In the Media

'Let judges decide how long to detain suspects'

PUBLISHED July 17, 2007

Judges should be able to decide how long alleged terrorists can be detained without trial, a Government adviser said yesterday. Lord Carlile QC, the independent reviewer of counter-terror laws, said the continuing row over the right number of days to hold a suspect was ''completely sterile''.

He suggested MPs should give up the power to set a limit and hand it over to the judiciary.

Lord Carlile spoke out after a weekend of confusion over Government plans and police demands.

Ministers have already announced that they will consult about the prospect of increasing the 28-day limit.

They do not want to risk another Commons defeat as occurred when they pressed for 90 days. At the weekend, Ken Jones, the head of the Association of Chief Police Officers, appeared to suggest that suspects should be held indefinitely.

Yesterday, Lord West, the new security minister, said he backed an extension of the 28-day limit because Islamist gangs in the UK posed "a real threat to this nation".

Lord West, a former chief of defence intelligence, told the BBC Radio 4 Today programme: "I have come back to this after about 16 months away from it and I have to say I was quite concerned when I saw what the level of threat is.

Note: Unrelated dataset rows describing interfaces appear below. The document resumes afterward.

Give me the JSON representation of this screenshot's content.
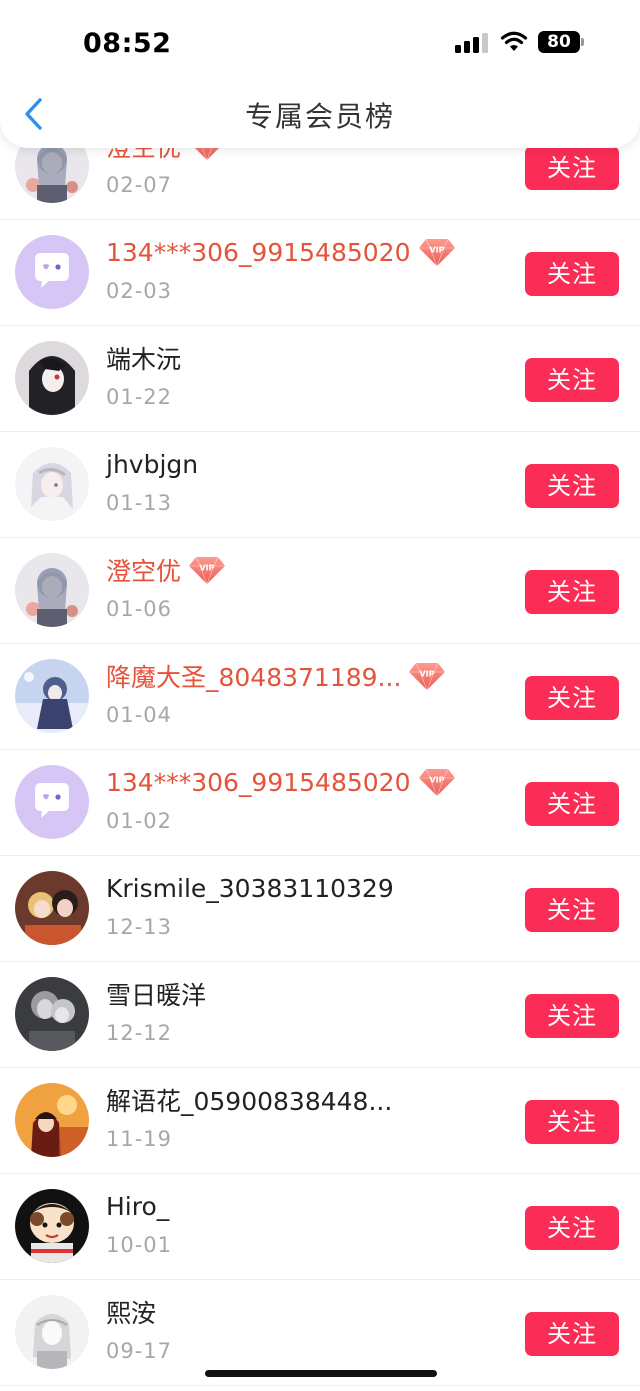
{
  "status_bar": {
    "time": "08:52",
    "battery": "80"
  },
  "header": {
    "title": "专属会员榜"
  },
  "follow_label": "关注",
  "vip_badge_text": "VIP",
  "colors": {
    "accent": "#fb2c55",
    "vip_name": "#e5533a",
    "back_arrow": "#2f8ff0"
  },
  "members": [
    {
      "name": "澄空优",
      "date": "02-07",
      "vip": true,
      "avatar": "anime-girl-silver"
    },
    {
      "name": "134***306_9915485020",
      "date": "02-03",
      "vip": true,
      "avatar": "default-chat"
    },
    {
      "name": "端木沅",
      "date": "01-22",
      "vip": false,
      "avatar": "anime-dark-hair"
    },
    {
      "name": "jhvbjgn",
      "date": "01-13",
      "vip": false,
      "avatar": "anime-white-hair"
    },
    {
      "name": "澄空优",
      "date": "01-06",
      "vip": true,
      "avatar": "anime-girl-silver"
    },
    {
      "name": "降魔大圣_8048371189...",
      "date": "01-04",
      "vip": true,
      "avatar": "anime-blue-scene"
    },
    {
      "name": "134***306_9915485020",
      "date": "01-02",
      "vip": true,
      "avatar": "default-chat"
    },
    {
      "name": "Krismile_30383110329",
      "date": "12-13",
      "vip": false,
      "avatar": "anime-duo"
    },
    {
      "name": "雪日暖洋",
      "date": "12-12",
      "vip": false,
      "avatar": "grey-couple"
    },
    {
      "name": "解语花_05900838448...",
      "date": "11-19",
      "vip": false,
      "avatar": "orange-sunset"
    },
    {
      "name": "Hiro_",
      "date": "10-01",
      "vip": false,
      "avatar": "cartoon-boy"
    },
    {
      "name": "熙洝",
      "date": "09-17",
      "vip": false,
      "avatar": "sketch-grey"
    }
  ]
}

"If one looks at what our security service and police are looking at on a day-to-day basis, they are now monitoring over 200 groupings or networks which to varying degrees are threatening our security.

"The scale of this whole thing is quite dramatic."

He added: ''Looking at the complexity of this, there will be occasions when we need more than 28 days. How we exactly do that is something that I hope we can come to some sort of consensus on."

However, Lord Carlile said it would be better to give judges the power to monitor detention periods in individual cases.

Suspects' rights would be "paramount" and detainees would have the right to appeal against continued custody. He expected only a handful of individuals to be held for more than two or three weeks under such a regime.

He said: "What Parliament should do is put this in the hands of senior judges, who have a great deal of experience in analysing evidence."

He added: "The fact is that the debate on days is completely sterile. I would have thought that every civil liberties organisation in this country and every person detained would be happy for their case to be considered by a senior judge on an evidence basis.''

Police say they are "up against the buffers" when they question suspects against the 28-day limit. However, it is longer than in any other country and four times lengthier than it was three years ago.

David Davis, the shadow home secretary, said not "one shred of evidence" had been presented that demonstrated the need to extend the limit.